Currently, non-communicable diseases (NCDs) account for approximately 71% of deaths worldwide. NCDs are diseases that are chronic disorders such as diabetes, cancers and respiratory conditions like asthma. They are often resultant of a mix of both genetic and environmental factors.
The aspiration to end all forms of malnutrition is a critical message in the Sustainable Development Goals agenda. We are seeing a rising political commitment to this goal in increased participation from lower/middle income countries, donor funding and civil society.

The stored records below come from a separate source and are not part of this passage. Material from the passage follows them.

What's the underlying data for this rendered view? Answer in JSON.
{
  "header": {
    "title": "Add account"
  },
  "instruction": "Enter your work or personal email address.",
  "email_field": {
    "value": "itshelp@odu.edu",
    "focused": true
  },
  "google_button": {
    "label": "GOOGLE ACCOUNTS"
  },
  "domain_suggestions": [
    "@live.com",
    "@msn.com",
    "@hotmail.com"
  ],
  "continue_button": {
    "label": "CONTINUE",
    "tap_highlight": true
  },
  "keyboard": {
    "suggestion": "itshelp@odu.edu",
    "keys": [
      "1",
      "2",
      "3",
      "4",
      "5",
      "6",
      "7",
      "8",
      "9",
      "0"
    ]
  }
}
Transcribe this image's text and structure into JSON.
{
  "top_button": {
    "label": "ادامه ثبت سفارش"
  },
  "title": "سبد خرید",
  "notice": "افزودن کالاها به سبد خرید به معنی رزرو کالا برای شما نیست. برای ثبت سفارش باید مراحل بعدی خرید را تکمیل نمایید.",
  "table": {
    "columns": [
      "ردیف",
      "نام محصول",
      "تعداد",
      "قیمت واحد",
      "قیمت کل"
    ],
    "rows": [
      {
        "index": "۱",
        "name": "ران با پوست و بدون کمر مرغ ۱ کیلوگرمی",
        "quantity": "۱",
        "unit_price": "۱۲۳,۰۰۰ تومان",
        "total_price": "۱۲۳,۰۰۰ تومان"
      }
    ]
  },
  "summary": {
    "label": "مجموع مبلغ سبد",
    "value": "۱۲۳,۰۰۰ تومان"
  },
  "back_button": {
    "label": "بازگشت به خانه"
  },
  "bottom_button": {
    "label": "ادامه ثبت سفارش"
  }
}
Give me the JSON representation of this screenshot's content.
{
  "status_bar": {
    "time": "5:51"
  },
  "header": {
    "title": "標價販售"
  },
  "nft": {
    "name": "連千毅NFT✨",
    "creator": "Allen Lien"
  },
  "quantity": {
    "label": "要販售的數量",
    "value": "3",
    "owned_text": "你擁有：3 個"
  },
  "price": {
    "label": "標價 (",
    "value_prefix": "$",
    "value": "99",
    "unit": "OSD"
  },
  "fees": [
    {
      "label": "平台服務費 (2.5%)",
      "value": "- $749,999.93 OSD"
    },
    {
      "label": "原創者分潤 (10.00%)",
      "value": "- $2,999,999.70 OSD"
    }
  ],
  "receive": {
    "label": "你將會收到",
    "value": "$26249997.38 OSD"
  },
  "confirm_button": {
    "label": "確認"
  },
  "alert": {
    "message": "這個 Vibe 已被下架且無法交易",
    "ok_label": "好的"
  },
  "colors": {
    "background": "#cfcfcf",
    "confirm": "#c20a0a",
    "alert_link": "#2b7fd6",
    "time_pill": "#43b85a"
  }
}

It is no secret that there is a critical shortage of health care workers worldwide. A critical shortage is defined as a country with a density of less than 2.3 health care providers (e.g. doctors, nurses and midwives) per 1000 population. Bangladesh is one of 57 countries that fall under this category with an estimated 3.05 physicians and 1.07 nurses per 10,000 population. In fact, the WHO estimates that by 2030, there will be a projected shortfall of 18 million workers and unsurprisingly, most of these shortages will be found in low and middle income countries.
Bangladesh has suffered in numerous ways at the hands of the notorious and on-going COVID-19 pandemic. From the first week of March, the country sought to ban all mass gatherings, including a notable 100th-anniversary celebration event of the birth of the founder of Bangladesh, Sheikh Mujibur Rahman.
Breastfeeding is thought to be a universal concept. However, we find that in actuality, breastfeeding rates differ significantly globally. To explore why, we must look at the finer nuances behind why some women breastfeed, and why others do not.
Our team is expanding across the UK to help us achieve our goal of revolutionising maternal healthcare in the developing world.
Today marks World Pre-eclampsia Day, but what is Pre-eclampsia and why does it need a day? What is Pre-eclampsia? Pre-eclampsia is a condition that can affect pregnant women during their…